Your goal
Search the lines of the records for the word "author", and copy every line that has it.

Data records

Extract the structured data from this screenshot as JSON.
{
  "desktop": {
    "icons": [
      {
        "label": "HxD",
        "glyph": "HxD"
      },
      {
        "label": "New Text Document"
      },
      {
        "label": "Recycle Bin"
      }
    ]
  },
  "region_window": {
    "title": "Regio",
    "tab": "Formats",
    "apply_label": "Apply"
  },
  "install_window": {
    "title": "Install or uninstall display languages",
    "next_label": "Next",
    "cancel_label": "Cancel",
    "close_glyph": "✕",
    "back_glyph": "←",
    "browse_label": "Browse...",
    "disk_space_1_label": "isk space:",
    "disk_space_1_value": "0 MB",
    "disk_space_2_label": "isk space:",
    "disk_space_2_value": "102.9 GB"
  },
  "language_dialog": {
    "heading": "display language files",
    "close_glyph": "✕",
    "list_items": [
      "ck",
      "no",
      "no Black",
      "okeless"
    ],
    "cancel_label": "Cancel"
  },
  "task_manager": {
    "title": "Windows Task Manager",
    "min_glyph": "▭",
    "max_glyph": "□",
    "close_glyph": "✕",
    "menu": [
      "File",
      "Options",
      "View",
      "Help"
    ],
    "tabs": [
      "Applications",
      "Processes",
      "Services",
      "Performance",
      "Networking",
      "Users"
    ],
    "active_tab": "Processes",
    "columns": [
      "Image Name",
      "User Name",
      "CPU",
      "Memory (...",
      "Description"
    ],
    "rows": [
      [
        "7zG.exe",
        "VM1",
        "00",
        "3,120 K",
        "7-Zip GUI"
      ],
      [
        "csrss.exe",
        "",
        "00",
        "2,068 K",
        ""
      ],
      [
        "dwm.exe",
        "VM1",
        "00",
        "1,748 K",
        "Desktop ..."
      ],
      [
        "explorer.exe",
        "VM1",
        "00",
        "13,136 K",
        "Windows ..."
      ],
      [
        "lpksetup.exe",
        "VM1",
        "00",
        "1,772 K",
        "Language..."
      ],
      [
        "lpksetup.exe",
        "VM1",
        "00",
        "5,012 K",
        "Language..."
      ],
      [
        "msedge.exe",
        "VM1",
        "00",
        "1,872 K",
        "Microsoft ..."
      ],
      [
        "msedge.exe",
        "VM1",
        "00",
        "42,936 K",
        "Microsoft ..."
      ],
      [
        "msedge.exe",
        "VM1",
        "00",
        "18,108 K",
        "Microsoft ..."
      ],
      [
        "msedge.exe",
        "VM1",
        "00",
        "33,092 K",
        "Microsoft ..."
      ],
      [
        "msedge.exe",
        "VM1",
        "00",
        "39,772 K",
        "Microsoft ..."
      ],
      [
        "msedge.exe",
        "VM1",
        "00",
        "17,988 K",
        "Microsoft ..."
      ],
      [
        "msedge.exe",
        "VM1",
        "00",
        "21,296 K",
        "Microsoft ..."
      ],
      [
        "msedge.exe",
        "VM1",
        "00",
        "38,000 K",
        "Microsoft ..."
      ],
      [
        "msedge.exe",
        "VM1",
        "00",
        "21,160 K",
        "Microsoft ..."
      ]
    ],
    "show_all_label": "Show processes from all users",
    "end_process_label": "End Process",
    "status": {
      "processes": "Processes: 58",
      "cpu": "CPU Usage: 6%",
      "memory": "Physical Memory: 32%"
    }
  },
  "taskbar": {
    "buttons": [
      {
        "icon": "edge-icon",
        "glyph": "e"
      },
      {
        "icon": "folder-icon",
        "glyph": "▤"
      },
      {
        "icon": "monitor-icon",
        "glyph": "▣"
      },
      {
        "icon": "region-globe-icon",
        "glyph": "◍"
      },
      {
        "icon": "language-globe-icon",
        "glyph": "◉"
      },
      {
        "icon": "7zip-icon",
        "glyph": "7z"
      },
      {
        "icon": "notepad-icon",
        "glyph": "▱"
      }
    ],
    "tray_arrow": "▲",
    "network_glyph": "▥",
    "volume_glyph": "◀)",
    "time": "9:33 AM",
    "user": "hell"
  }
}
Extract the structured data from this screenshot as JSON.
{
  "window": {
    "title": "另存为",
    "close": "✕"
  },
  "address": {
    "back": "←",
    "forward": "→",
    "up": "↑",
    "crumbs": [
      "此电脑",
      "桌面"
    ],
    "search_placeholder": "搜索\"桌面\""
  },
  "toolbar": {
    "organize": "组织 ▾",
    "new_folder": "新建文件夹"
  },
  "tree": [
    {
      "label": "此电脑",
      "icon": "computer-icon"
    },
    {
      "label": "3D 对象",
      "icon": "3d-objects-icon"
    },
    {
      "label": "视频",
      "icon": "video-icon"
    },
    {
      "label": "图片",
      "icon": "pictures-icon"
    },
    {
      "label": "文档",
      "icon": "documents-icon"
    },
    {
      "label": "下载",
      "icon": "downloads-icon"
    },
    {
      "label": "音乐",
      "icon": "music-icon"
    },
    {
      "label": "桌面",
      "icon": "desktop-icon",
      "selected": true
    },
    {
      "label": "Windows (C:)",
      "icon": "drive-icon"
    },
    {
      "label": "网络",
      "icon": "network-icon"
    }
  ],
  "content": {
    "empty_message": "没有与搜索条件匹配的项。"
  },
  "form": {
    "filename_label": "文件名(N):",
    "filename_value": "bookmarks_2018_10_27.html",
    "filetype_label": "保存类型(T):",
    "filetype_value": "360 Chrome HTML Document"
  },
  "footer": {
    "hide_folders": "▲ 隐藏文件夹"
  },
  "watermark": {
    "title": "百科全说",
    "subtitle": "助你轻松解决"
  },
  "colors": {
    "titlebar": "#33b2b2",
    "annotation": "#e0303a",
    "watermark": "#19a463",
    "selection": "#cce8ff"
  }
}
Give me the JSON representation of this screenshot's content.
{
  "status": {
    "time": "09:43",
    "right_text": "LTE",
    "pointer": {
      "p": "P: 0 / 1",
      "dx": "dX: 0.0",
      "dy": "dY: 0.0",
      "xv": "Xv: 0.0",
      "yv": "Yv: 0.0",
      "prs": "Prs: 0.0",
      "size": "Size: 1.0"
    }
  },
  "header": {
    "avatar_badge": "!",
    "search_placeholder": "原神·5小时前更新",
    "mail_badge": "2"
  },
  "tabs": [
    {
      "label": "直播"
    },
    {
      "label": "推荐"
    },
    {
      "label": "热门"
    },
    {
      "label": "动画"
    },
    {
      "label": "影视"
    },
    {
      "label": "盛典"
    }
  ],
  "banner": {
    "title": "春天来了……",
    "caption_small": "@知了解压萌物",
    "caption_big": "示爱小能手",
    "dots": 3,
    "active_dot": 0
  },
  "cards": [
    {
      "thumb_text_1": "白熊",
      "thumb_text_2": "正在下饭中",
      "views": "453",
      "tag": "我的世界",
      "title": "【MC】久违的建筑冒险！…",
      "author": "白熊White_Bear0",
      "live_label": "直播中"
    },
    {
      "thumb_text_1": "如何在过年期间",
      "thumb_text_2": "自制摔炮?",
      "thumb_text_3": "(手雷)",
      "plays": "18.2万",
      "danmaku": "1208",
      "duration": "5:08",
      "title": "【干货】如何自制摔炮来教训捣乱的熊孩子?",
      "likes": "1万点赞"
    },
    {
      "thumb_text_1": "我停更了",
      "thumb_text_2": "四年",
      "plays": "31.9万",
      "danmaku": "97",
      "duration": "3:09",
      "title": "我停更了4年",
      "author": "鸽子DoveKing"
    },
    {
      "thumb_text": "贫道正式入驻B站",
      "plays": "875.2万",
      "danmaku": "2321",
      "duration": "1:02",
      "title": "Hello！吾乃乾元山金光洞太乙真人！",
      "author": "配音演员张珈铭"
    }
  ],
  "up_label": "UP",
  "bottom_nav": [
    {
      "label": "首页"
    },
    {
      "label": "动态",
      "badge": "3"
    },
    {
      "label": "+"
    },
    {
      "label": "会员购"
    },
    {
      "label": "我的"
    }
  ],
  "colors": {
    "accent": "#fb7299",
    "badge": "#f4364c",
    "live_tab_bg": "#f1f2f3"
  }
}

Answer
      "author": "白熊White_Bear0",
      "author": "鸽子DoveKing"
      "author": "配音演员张珈铭"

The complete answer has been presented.